*** Given records ***

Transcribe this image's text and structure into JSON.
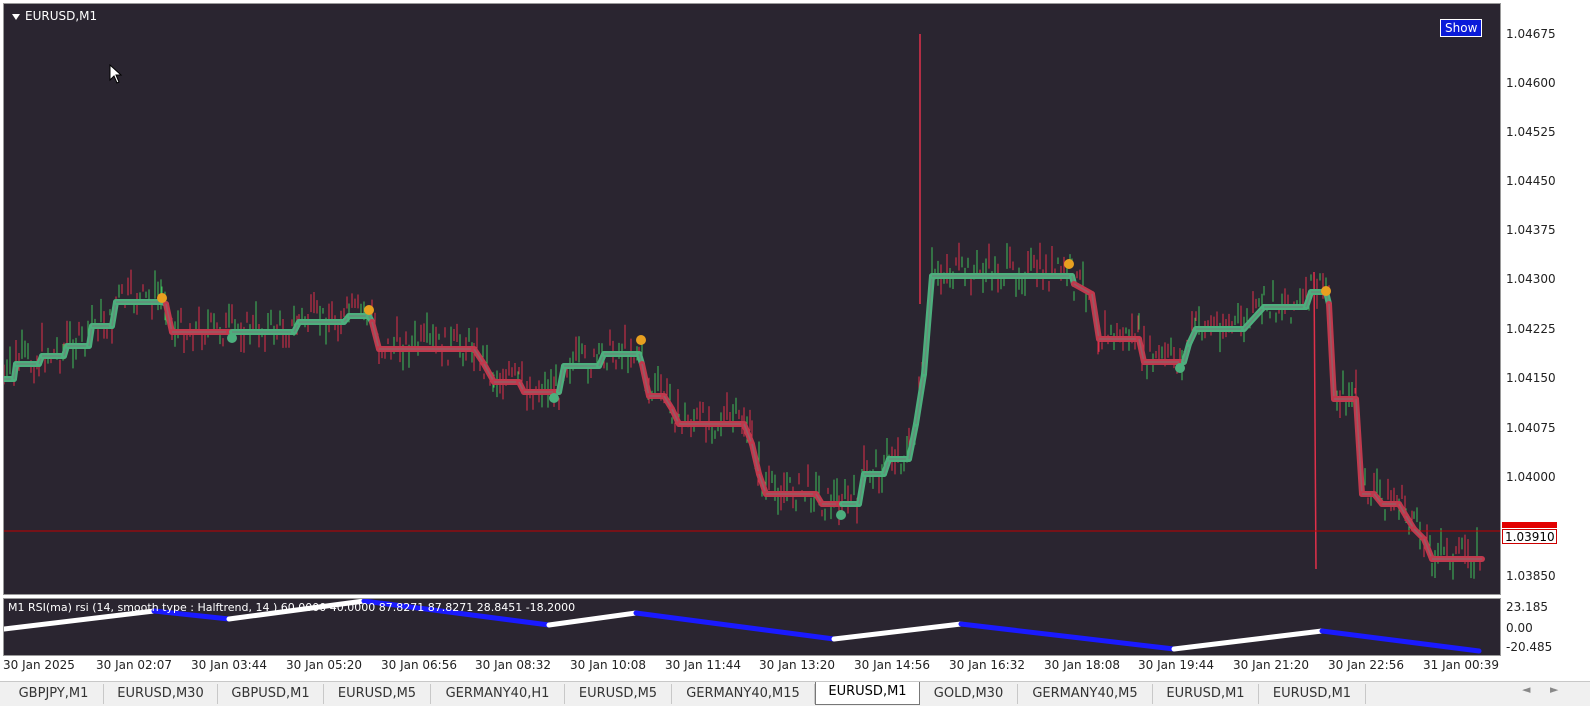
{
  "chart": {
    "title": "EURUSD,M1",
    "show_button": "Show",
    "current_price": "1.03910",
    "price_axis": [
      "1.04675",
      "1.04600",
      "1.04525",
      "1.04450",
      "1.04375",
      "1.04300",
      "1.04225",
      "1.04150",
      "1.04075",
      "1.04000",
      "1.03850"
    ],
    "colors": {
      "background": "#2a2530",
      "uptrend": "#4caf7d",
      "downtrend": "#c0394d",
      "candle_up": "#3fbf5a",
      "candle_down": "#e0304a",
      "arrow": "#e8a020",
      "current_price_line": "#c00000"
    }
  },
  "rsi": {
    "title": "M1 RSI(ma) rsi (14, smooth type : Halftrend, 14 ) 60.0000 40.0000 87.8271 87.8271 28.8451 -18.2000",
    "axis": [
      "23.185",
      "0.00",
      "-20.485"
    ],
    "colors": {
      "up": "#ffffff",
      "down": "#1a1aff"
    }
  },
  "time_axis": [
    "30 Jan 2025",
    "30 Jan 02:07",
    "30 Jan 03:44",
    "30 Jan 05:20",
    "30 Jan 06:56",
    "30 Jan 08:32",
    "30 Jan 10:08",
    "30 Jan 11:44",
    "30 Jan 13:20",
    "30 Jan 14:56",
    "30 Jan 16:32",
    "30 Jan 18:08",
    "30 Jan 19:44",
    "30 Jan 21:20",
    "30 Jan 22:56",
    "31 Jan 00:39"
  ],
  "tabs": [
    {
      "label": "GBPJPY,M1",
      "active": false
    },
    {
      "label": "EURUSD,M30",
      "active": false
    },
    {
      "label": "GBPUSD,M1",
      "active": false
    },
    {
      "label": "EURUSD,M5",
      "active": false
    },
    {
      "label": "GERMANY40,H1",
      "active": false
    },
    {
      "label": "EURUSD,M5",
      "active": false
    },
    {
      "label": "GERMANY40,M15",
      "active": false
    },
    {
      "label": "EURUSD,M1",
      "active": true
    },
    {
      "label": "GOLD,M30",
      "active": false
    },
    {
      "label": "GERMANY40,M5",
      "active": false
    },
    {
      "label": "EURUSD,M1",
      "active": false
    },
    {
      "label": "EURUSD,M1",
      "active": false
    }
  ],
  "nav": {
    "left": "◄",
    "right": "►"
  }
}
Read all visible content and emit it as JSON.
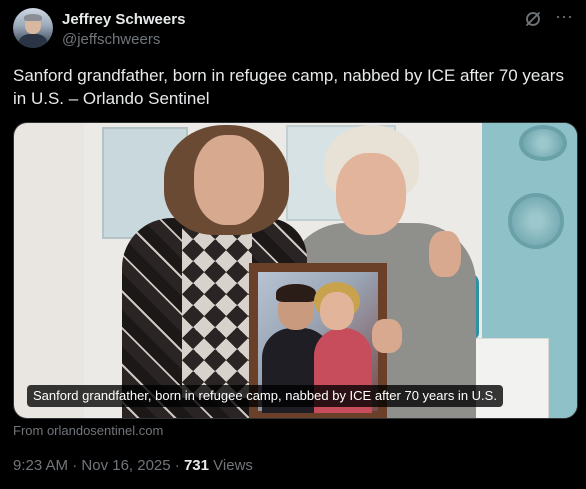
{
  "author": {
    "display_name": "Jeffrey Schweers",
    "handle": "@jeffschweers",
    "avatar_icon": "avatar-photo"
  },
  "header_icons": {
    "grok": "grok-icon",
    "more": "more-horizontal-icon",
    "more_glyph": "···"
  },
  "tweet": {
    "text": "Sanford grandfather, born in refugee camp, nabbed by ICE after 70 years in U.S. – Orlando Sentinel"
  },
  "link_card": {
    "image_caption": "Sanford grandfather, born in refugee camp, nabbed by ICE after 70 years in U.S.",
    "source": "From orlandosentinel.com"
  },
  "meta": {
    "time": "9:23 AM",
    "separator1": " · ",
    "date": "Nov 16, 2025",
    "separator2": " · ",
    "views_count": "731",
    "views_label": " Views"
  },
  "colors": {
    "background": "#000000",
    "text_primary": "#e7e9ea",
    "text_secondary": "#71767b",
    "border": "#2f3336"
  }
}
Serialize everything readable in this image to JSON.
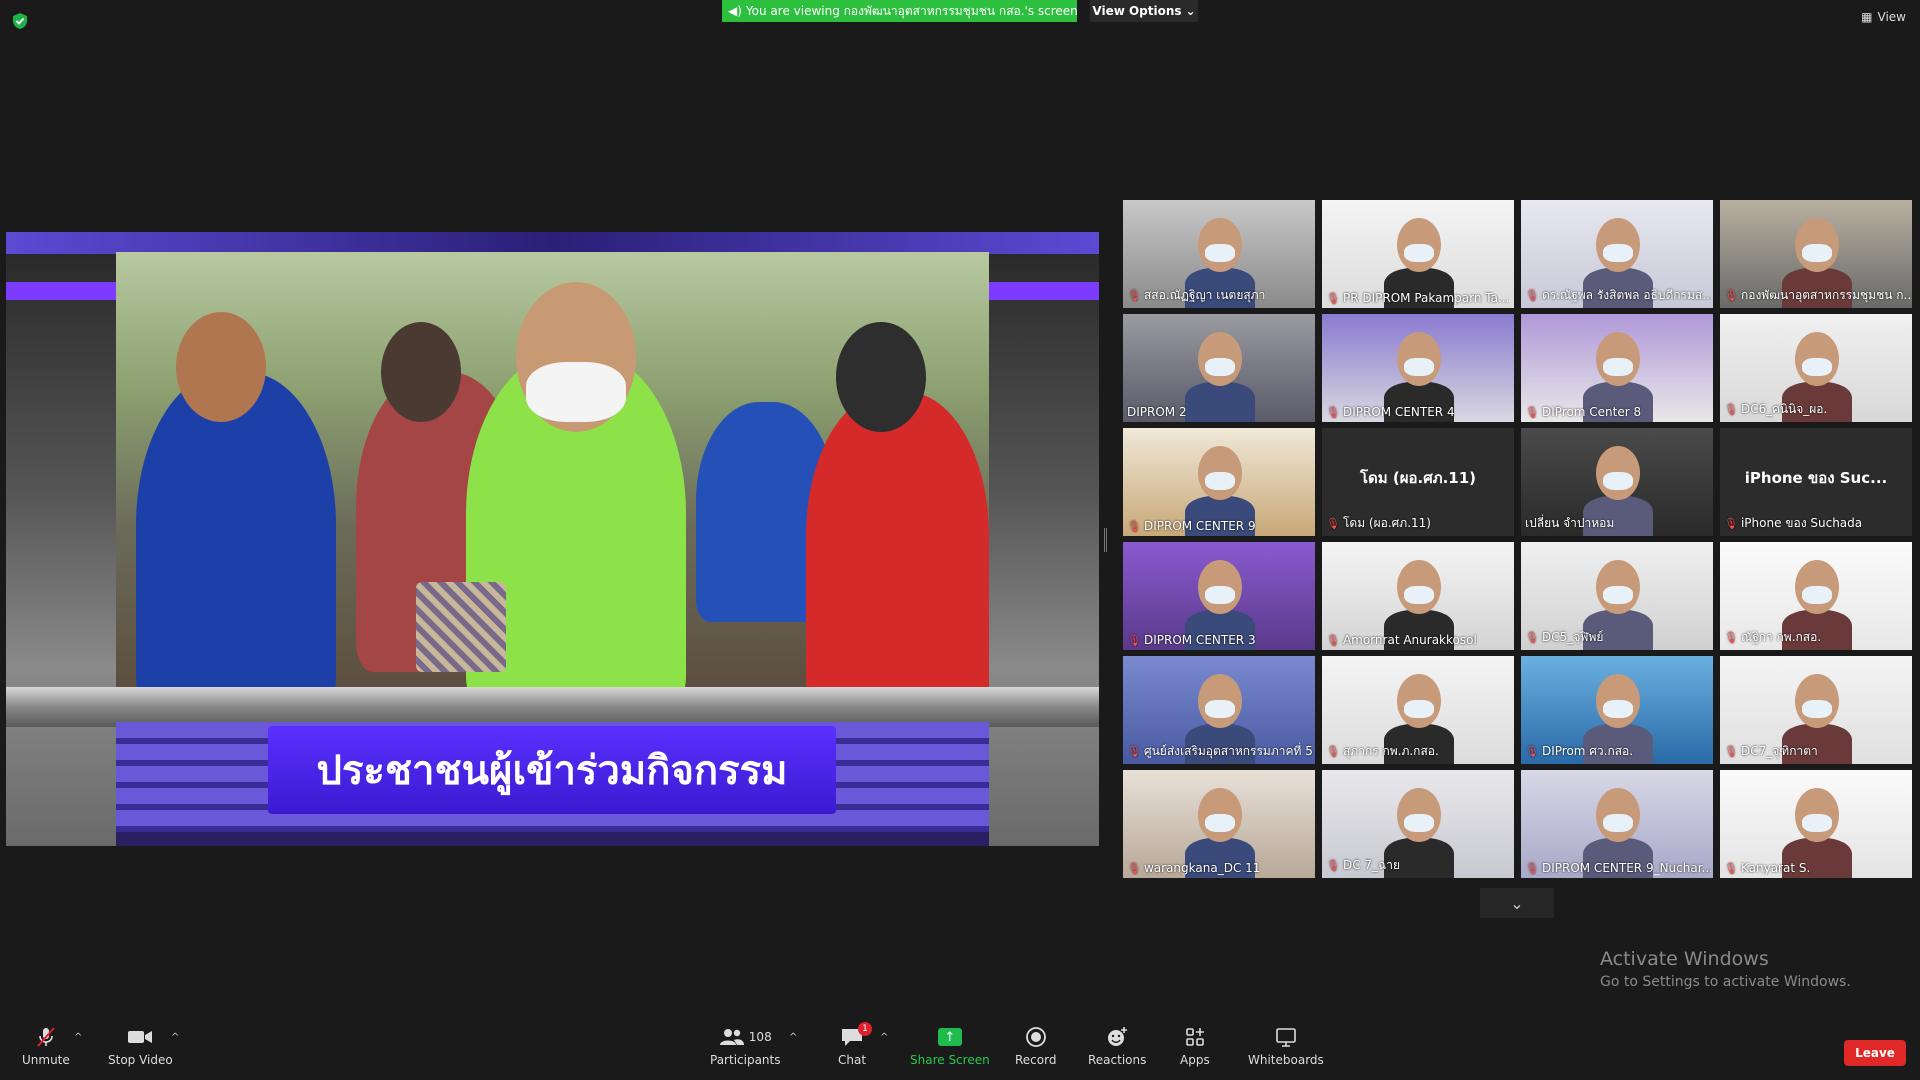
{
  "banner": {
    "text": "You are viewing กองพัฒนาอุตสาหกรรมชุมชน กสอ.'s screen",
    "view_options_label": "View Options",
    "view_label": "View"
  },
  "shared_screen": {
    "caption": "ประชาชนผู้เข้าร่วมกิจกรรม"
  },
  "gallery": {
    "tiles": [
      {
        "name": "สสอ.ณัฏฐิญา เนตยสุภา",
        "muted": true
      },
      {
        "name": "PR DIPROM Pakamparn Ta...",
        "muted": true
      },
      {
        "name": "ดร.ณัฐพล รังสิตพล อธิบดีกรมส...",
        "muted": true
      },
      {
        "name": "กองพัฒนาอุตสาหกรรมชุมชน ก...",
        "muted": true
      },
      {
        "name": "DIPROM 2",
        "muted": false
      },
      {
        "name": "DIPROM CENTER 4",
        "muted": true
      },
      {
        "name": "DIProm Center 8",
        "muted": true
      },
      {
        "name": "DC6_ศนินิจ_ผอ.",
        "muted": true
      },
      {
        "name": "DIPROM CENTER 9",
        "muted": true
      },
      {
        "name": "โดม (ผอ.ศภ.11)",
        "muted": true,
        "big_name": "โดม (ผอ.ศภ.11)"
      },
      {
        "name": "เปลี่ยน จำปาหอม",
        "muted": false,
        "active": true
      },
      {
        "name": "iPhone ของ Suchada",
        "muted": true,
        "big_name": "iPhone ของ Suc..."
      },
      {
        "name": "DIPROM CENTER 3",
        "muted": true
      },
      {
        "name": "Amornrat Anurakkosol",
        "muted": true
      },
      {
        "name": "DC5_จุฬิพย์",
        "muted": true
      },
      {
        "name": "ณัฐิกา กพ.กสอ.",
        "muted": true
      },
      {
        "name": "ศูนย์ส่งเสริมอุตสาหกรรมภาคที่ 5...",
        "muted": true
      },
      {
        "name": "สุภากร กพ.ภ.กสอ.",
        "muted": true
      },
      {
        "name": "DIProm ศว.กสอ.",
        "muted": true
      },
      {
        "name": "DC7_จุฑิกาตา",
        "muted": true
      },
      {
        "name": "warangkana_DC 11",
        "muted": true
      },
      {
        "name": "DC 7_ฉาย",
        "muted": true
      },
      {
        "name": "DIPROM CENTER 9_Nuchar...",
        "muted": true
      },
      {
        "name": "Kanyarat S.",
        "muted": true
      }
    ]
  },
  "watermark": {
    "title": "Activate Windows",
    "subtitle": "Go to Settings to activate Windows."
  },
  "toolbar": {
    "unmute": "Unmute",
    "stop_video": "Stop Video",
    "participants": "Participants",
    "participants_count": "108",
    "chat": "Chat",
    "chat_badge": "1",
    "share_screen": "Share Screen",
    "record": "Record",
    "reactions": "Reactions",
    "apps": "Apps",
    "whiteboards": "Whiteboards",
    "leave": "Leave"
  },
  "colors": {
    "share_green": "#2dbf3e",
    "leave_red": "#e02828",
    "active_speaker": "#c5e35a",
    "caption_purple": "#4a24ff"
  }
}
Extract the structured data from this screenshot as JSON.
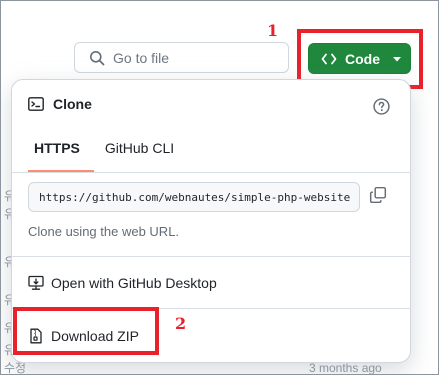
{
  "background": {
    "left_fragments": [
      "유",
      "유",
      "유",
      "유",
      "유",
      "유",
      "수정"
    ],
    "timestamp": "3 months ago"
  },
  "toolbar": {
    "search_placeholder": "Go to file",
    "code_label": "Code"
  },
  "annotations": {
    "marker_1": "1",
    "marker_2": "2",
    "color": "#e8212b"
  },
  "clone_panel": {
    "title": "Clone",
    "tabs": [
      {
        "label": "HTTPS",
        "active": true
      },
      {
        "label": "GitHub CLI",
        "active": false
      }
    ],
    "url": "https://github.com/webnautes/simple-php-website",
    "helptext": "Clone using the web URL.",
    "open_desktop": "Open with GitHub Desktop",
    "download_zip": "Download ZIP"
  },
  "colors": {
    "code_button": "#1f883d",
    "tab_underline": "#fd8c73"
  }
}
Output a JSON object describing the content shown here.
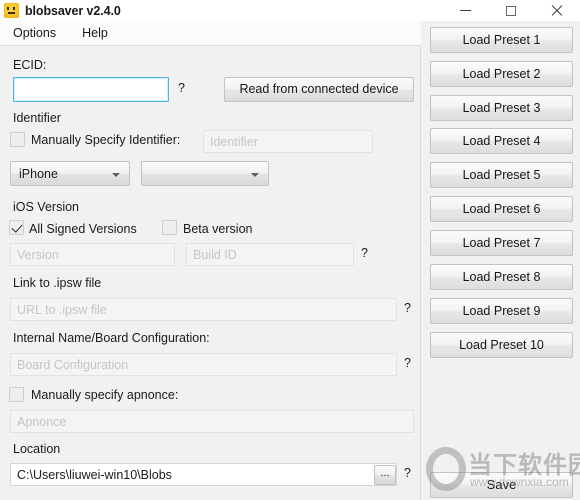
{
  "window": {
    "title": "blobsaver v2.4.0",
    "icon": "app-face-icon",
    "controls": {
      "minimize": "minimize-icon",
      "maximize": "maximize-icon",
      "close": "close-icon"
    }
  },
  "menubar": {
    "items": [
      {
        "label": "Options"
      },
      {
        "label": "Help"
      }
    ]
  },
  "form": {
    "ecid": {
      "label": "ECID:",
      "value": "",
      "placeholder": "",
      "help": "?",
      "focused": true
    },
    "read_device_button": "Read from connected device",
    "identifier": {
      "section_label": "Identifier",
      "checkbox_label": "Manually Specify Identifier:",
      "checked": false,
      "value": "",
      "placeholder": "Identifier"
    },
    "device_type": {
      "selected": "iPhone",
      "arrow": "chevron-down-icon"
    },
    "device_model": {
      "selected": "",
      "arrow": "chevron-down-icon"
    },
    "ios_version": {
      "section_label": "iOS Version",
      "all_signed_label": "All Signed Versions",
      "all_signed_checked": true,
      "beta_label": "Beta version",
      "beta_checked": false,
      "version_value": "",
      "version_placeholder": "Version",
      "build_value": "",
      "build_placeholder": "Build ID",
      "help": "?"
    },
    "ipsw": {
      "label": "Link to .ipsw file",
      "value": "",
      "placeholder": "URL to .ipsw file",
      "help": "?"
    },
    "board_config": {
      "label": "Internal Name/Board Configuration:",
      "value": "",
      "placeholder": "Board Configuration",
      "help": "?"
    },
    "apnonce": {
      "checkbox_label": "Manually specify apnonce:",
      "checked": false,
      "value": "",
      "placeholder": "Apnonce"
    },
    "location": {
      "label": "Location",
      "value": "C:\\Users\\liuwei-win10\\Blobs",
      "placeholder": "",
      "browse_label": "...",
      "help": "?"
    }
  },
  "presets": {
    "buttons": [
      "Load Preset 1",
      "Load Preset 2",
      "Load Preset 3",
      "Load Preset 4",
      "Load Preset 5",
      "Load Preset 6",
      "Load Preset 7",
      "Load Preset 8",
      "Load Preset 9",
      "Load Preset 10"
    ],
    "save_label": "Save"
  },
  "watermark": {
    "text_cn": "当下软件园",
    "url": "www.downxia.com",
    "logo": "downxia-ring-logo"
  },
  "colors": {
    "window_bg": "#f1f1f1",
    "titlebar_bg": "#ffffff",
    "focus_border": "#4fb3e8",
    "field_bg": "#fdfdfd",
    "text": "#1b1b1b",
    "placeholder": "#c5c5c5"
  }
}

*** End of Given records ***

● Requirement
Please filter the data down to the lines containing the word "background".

● Your response
      "background": "#2a2530",
    "background": "#000000",
  "background": {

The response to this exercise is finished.